[TASK TO COMPLETE] Below are the records; copy every line in them that holds the string "размещенной".

[Collected data entries]

-- Opening Marker --

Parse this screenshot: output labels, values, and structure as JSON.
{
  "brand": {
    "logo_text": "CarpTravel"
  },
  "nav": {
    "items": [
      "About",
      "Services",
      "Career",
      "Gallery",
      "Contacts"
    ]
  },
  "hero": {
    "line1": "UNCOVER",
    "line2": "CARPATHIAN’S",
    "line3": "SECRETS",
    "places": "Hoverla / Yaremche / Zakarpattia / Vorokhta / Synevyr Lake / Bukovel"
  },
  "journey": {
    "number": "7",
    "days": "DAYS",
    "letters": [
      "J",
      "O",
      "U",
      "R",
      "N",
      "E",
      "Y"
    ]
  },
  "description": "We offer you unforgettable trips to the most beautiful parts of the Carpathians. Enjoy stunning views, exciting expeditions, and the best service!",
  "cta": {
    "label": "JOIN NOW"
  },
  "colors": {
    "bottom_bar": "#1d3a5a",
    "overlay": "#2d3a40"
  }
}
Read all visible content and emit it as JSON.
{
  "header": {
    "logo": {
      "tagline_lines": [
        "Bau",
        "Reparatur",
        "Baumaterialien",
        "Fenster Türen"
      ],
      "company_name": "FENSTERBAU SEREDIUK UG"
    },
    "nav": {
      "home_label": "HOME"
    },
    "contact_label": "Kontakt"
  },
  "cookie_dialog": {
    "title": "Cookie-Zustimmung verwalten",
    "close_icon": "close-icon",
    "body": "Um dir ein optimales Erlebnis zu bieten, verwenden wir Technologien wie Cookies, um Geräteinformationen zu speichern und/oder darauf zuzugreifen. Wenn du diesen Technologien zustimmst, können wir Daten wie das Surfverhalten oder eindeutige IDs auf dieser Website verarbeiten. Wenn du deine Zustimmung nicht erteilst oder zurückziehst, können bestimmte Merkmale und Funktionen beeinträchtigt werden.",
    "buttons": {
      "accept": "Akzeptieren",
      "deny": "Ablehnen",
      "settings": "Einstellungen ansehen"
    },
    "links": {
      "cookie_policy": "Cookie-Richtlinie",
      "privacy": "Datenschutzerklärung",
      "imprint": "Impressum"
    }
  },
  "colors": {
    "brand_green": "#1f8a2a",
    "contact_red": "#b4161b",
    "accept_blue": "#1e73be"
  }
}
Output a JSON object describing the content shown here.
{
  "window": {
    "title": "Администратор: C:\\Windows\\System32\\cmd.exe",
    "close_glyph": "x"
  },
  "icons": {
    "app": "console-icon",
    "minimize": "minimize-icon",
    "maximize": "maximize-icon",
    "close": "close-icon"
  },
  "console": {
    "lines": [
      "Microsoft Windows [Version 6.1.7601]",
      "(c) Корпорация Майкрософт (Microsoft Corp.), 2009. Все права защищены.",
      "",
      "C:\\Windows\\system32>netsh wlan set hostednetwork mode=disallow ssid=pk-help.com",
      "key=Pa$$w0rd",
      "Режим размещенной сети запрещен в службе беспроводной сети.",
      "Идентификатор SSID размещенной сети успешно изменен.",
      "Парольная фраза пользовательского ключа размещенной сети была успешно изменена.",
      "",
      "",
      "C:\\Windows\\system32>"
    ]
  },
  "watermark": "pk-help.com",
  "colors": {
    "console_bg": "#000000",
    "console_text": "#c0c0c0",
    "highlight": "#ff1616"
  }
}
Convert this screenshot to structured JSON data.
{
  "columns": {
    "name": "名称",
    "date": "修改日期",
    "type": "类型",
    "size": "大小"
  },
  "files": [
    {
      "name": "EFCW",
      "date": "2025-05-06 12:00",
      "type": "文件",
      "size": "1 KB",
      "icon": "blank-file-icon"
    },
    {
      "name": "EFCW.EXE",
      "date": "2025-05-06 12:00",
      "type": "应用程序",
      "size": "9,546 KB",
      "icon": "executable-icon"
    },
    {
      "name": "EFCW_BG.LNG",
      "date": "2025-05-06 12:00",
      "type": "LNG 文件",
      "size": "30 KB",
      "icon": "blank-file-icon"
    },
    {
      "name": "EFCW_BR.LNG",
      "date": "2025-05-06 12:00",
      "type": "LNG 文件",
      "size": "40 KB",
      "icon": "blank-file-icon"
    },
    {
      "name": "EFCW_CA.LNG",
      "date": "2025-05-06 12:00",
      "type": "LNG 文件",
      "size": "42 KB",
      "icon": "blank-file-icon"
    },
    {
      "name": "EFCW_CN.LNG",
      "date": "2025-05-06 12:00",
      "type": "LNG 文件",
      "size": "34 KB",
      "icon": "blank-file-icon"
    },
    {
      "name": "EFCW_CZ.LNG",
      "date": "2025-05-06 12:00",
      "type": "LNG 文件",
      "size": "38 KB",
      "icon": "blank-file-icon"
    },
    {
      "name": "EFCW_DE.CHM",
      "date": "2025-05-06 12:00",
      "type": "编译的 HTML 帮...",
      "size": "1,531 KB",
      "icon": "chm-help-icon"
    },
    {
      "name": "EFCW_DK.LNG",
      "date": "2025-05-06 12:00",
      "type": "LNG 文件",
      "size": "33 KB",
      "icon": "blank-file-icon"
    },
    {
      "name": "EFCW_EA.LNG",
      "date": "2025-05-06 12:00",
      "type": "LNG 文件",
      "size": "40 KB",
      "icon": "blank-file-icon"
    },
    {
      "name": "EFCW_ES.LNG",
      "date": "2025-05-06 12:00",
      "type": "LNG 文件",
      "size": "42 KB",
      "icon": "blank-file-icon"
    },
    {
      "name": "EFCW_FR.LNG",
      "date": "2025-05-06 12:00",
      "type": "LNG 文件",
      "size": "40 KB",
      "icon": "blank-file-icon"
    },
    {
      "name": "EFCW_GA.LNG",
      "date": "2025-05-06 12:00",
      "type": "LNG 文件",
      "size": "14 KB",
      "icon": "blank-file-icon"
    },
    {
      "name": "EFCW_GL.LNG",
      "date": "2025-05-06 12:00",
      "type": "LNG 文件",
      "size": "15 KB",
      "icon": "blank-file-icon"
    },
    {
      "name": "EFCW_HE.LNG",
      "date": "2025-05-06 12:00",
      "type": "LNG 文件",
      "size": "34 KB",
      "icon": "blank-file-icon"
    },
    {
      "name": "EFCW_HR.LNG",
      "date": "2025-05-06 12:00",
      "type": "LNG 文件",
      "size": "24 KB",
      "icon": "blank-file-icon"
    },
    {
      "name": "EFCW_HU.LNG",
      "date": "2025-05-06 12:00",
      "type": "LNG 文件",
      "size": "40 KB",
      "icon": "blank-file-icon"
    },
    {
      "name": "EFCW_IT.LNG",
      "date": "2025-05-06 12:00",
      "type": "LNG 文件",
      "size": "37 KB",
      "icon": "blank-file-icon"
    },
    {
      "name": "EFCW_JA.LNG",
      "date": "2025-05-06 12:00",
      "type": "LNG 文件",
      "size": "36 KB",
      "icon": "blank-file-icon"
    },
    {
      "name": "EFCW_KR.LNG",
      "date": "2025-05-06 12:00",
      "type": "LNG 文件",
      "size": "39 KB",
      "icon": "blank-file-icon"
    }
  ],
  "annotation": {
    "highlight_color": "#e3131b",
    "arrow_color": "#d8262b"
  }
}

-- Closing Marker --

[RESULT OF THE EXERCISE]
      "Режим размещенной сети запрещен в службе беспроводной сети.",
      "Идентификатор SSID размещенной сети успешно изменен.",
      "Парольная фраза пользовательского ключа размещенной сети была успешно изменена.",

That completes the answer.